[[ EXERCISE MATERIAL, beginning ]]

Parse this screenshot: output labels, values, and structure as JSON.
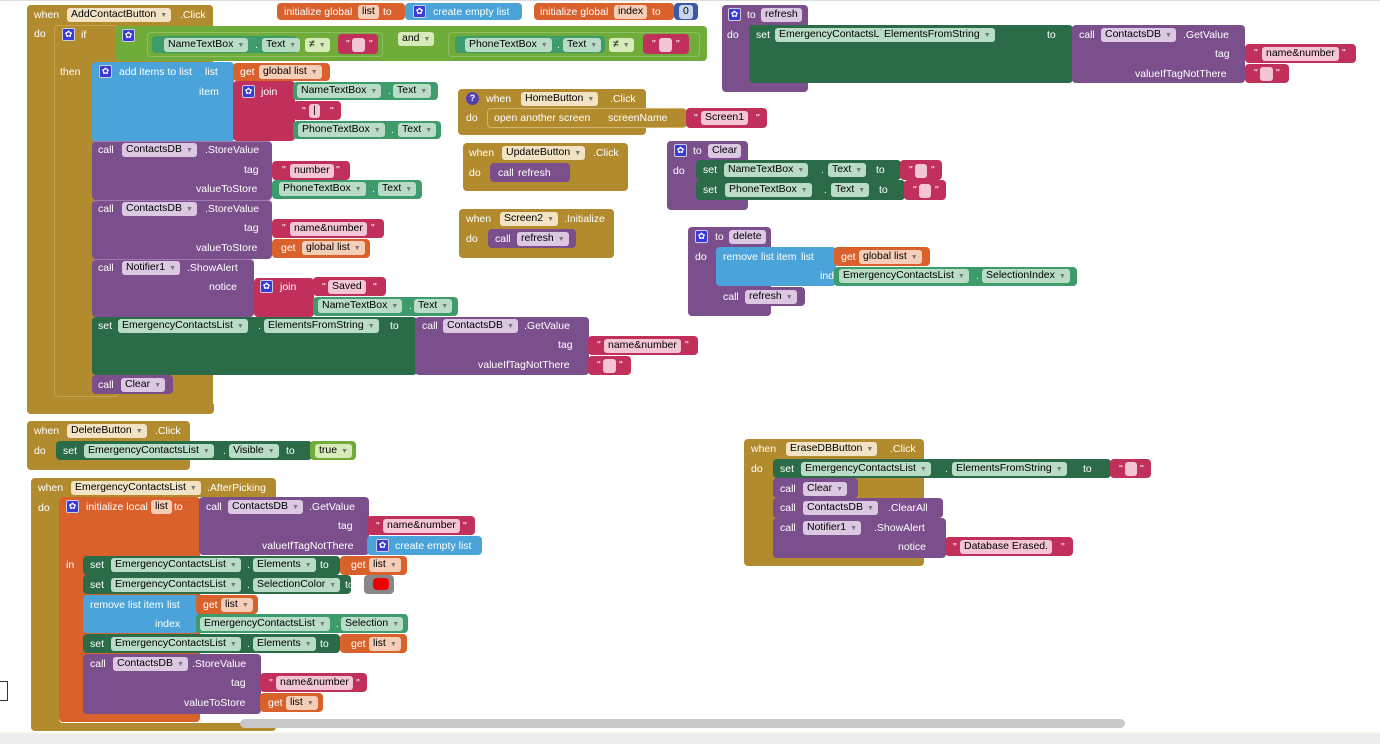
{
  "workspace": {
    "globals": {
      "list": {
        "kw": "initialize global",
        "name": "list",
        "to": "to",
        "value": "create empty list"
      },
      "index": {
        "kw": "initialize global",
        "name": "index",
        "to": "to",
        "value": "0"
      }
    },
    "add_contact": {
      "when": "when",
      "component": "AddContactButton",
      "event": ".Click",
      "do": "do",
      "if": "if",
      "then": "then",
      "cond_left": {
        "component": "NameTextBox",
        "prop": "Text",
        "op": "≠",
        "text": ""
      },
      "and": "and",
      "cond_right": {
        "component": "PhoneTextBox",
        "prop": "Text",
        "op": "≠",
        "text": ""
      },
      "add_items": {
        "label": "add items to list",
        "list_kw": "list",
        "item_kw": "item",
        "get": "get",
        "var": "global list",
        "join": "join",
        "j1_comp": "NameTextBox",
        "j1_prop": "Text",
        "j2_text": "|",
        "j3_comp": "PhoneTextBox",
        "j3_prop": "Text"
      },
      "store1": {
        "call": "call",
        "component": "ContactsDB",
        "method": ".StoreValue",
        "tag_kw": "tag",
        "tag": "number",
        "val_kw": "valueToStore",
        "val_comp": "PhoneTextBox",
        "val_prop": "Text"
      },
      "store2": {
        "call": "call",
        "component": "ContactsDB",
        "method": ".StoreValue",
        "tag_kw": "tag",
        "tag": "name&number",
        "val_kw": "valueToStore",
        "get": "get",
        "var": "global list"
      },
      "alert": {
        "call": "call",
        "component": "Notifier1",
        "method": ".ShowAlert",
        "notice_kw": "notice",
        "join": "join",
        "text": "Saved",
        "comp": "NameTextBox",
        "prop": "Text"
      },
      "set_elements": {
        "set": "set",
        "component": "EmergencyContactsList",
        "prop": "ElementsFromString",
        "to": "to",
        "call": "call",
        "db": "ContactsDB",
        "method": ".GetValue",
        "tag_kw": "tag",
        "tag": "name&number",
        "vnt_kw": "valueIfTagNotThere",
        "vnt": ""
      },
      "call_clear": {
        "call": "call",
        "proc": "Clear"
      }
    },
    "refresh_proc": {
      "to": "to",
      "name": "refresh",
      "do": "do",
      "set": "set",
      "component": "EmergencyContactsList",
      "prop": "ElementsFromString",
      "setto": "to",
      "call": "call",
      "db": "ContactsDB",
      "method": ".GetValue",
      "tag_kw": "tag",
      "tag": "name&number",
      "vnt_kw": "valueIfTagNotThere",
      "vnt": ""
    },
    "home": {
      "when": "when",
      "component": "HomeButton",
      "event": ".Click",
      "do": "do",
      "action": "open another screen",
      "param": "screenName",
      "value": "Screen1"
    },
    "update": {
      "when": "when",
      "component": "UpdateButton",
      "event": ".Click",
      "do": "do",
      "call": "call",
      "proc": "refresh"
    },
    "screen_init": {
      "when": "when",
      "component": "Screen2",
      "event": ".Initialize",
      "do": "do",
      "call": "call",
      "proc": "refresh"
    },
    "clear_proc": {
      "to": "to",
      "name": "Clear",
      "do": "do",
      "rows": [
        {
          "set": "set",
          "component": "NameTextBox",
          "prop": "Text",
          "to": "to",
          "value": ""
        },
        {
          "set": "set",
          "component": "PhoneTextBox",
          "prop": "Text",
          "to": "to",
          "value": ""
        }
      ]
    },
    "delete_proc": {
      "to": "to",
      "name": "delete",
      "do": "do",
      "remove": "remove list item",
      "list_kw": "list",
      "get": "get",
      "var": "global list",
      "index_kw": "index",
      "component": "EmergencyContactsList",
      "prop": "SelectionIndex",
      "call": "call",
      "proc": "refresh"
    },
    "delete_btn": {
      "when": "when",
      "component": "DeleteButton",
      "event": ".Click",
      "do": "do",
      "set": "set",
      "target": "EmergencyContactsList",
      "prop": "Visible",
      "to": "to",
      "value": "true"
    },
    "after_picking": {
      "when": "when",
      "component": "EmergencyContactsList",
      "event": ".AfterPicking",
      "do": "do",
      "init_local": "initialize local",
      "var": "list",
      "to": "to",
      "in": "in",
      "call": "call",
      "db": "ContactsDB",
      "method": ".GetValue",
      "tag_kw": "tag",
      "tag": "name&number",
      "vnt_kw": "valueIfTagNotThere",
      "vnt": "create empty list",
      "set1": {
        "set": "set",
        "component": "EmergencyContactsList",
        "prop": "Elements",
        "to": "to",
        "get": "get",
        "var": "list"
      },
      "set2": {
        "set": "set",
        "component": "EmergencyContactsList",
        "prop": "SelectionColor",
        "to": "to",
        "color": "#ee0000"
      },
      "remove": {
        "label": "remove list item",
        "list_kw": "list",
        "get": "get",
        "var": "list",
        "index_kw": "index",
        "component": "EmergencyContactsList",
        "prop": "Selection"
      },
      "set3": {
        "set": "set",
        "component": "EmergencyContactsList",
        "prop": "Elements",
        "to": "to",
        "get": "get",
        "var": "list"
      },
      "store": {
        "call": "call",
        "component": "ContactsDB",
        "method": ".StoreValue",
        "tag_kw": "tag",
        "tag": "name&number",
        "val_kw": "valueToStore",
        "get": "get",
        "var": "list"
      }
    },
    "erase": {
      "when": "when",
      "component": "EraseDBButton",
      "event": ".Click",
      "do": "do",
      "set": "set",
      "target": "EmergencyContactsList",
      "prop": "ElementsFromString",
      "to": "to",
      "value": "",
      "call1": {
        "call": "call",
        "proc": "Clear"
      },
      "call2": {
        "call": "call",
        "component": "ContactsDB",
        "method": ".ClearAll"
      },
      "call3": {
        "call": "call",
        "component": "Notifier1",
        "method": ".ShowAlert",
        "notice_kw": "notice",
        "text": "Database Erased."
      }
    }
  }
}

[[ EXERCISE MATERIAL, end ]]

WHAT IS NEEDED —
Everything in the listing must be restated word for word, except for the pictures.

SOLVED EXERCISE —
Parse this screenshot: output labels, values, and structure as JSON.
{
  "workspace": {
    "globals": {
      "list": {
        "kw": "initialize global",
        "name": "list",
        "to": "to",
        "value": "create empty list"
      },
      "index": {
        "kw": "initialize global",
        "name": "index",
        "to": "to",
        "value": "0"
      }
    },
    "add_contact": {
      "when": "when",
      "component": "AddContactButton",
      "event": ".Click",
      "do": "do",
      "if": "if",
      "then": "then",
      "cond_left": {
        "component": "NameTextBox",
        "prop": "Text",
        "op": "≠",
        "text": ""
      },
      "and": "and",
      "cond_right": {
        "component": "PhoneTextBox",
        "prop": "Text",
        "op": "≠",
        "text": ""
      },
      "add_items": {
        "label": "add items to list",
        "list_kw": "list",
        "item_kw": "item",
        "get": "get",
        "var": "global list",
        "join": "join",
        "j1_comp": "NameTextBox",
        "j1_prop": "Text",
        "j2_text": "|",
        "j3_comp": "PhoneTextBox",
        "j3_prop": "Text"
      },
      "store1": {
        "call": "call",
        "component": "ContactsDB",
        "method": ".StoreValue",
        "tag_kw": "tag",
        "tag": "number",
        "val_kw": "valueToStore",
        "val_comp": "PhoneTextBox",
        "val_prop": "Text"
      },
      "store2": {
        "call": "call",
        "component": "ContactsDB",
        "method": ".StoreValue",
        "tag_kw": "tag",
        "tag": "name&number",
        "val_kw": "valueToStore",
        "get": "get",
        "var": "global list"
      },
      "alert": {
        "call": "call",
        "component": "Notifier1",
        "method": ".ShowAlert",
        "notice_kw": "notice",
        "join": "join",
        "text": "Saved",
        "comp": "NameTextBox",
        "prop": "Text"
      },
      "set_elements": {
        "set": "set",
        "component": "EmergencyContactsList",
        "prop": "ElementsFromString",
        "to": "to",
        "call": "call",
        "db": "ContactsDB",
        "method": ".GetValue",
        "tag_kw": "tag",
        "tag": "name&number",
        "vnt_kw": "valueIfTagNotThere",
        "vnt": ""
      },
      "call_clear": {
        "call": "call",
        "proc": "Clear"
      }
    },
    "refresh_proc": {
      "to": "to",
      "name": "refresh",
      "do": "do",
      "set": "set",
      "component": "EmergencyContactsList",
      "prop": "ElementsFromString",
      "setto": "to",
      "call": "call",
      "db": "ContactsDB",
      "method": ".GetValue",
      "tag_kw": "tag",
      "tag": "name&number",
      "vnt_kw": "valueIfTagNotThere",
      "vnt": ""
    },
    "home": {
      "when": "when",
      "component": "HomeButton",
      "event": ".Click",
      "do": "do",
      "action": "open another screen",
      "param": "screenName",
      "value": "Screen1"
    },
    "update": {
      "when": "when",
      "component": "UpdateButton",
      "event": ".Click",
      "do": "do",
      "call": "call",
      "proc": "refresh"
    },
    "screen_init": {
      "when": "when",
      "component": "Screen2",
      "event": ".Initialize",
      "do": "do",
      "call": "call",
      "proc": "refresh"
    },
    "clear_proc": {
      "to": "to",
      "name": "Clear",
      "do": "do",
      "rows": [
        {
          "set": "set",
          "component": "NameTextBox",
          "prop": "Text",
          "to": "to",
          "value": ""
        },
        {
          "set": "set",
          "component": "PhoneTextBox",
          "prop": "Text",
          "to": "to",
          "value": ""
        }
      ]
    },
    "delete_proc": {
      "to": "to",
      "name": "delete",
      "do": "do",
      "remove": "remove list item",
      "list_kw": "list",
      "get": "get",
      "var": "global list",
      "index_kw": "index",
      "component": "EmergencyContactsList",
      "prop": "SelectionIndex",
      "call": "call",
      "proc": "refresh"
    },
    "delete_btn": {
      "when": "when",
      "component": "DeleteButton",
      "event": ".Click",
      "do": "do",
      "set": "set",
      "target": "EmergencyContactsList",
      "prop": "Visible",
      "to": "to",
      "value": "true"
    },
    "after_picking": {
      "when": "when",
      "component": "EmergencyContactsList",
      "event": ".AfterPicking",
      "do": "do",
      "init_local": "initialize local",
      "var": "list",
      "to": "to",
      "in": "in",
      "call": "call",
      "db": "ContactsDB",
      "method": ".GetValue",
      "tag_kw": "tag",
      "tag": "name&number",
      "vnt_kw": "valueIfTagNotThere",
      "vnt": "create empty list",
      "set1": {
        "set": "set",
        "component": "EmergencyContactsList",
        "prop": "Elements",
        "to": "to",
        "get": "get",
        "var": "list"
      },
      "set2": {
        "set": "set",
        "component": "EmergencyContactsList",
        "prop": "SelectionColor",
        "to": "to",
        "color": "#ee0000"
      },
      "remove": {
        "label": "remove list item",
        "list_kw": "list",
        "get": "get",
        "var": "list",
        "index_kw": "index",
        "component": "EmergencyContactsList",
        "prop": "Selection"
      },
      "set3": {
        "set": "set",
        "component": "EmergencyContactsList",
        "prop": "Elements",
        "to": "to",
        "get": "get",
        "var": "list"
      },
      "store": {
        "call": "call",
        "component": "ContactsDB",
        "method": ".StoreValue",
        "tag_kw": "tag",
        "tag": "name&number",
        "val_kw": "valueToStore",
        "get": "get",
        "var": "list"
      }
    },
    "erase": {
      "when": "when",
      "component": "EraseDBButton",
      "event": ".Click",
      "do": "do",
      "set": "set",
      "target": "EmergencyContactsList",
      "prop": "ElementsFromString",
      "to": "to",
      "value": "",
      "call1": {
        "call": "call",
        "proc": "Clear"
      },
      "call2": {
        "call": "call",
        "component": "ContactsDB",
        "method": ".ClearAll"
      },
      "call3": {
        "call": "call",
        "component": "Notifier1",
        "method": ".ShowAlert",
        "notice_kw": "notice",
        "text": "Database Erased."
      }
    }
  }
}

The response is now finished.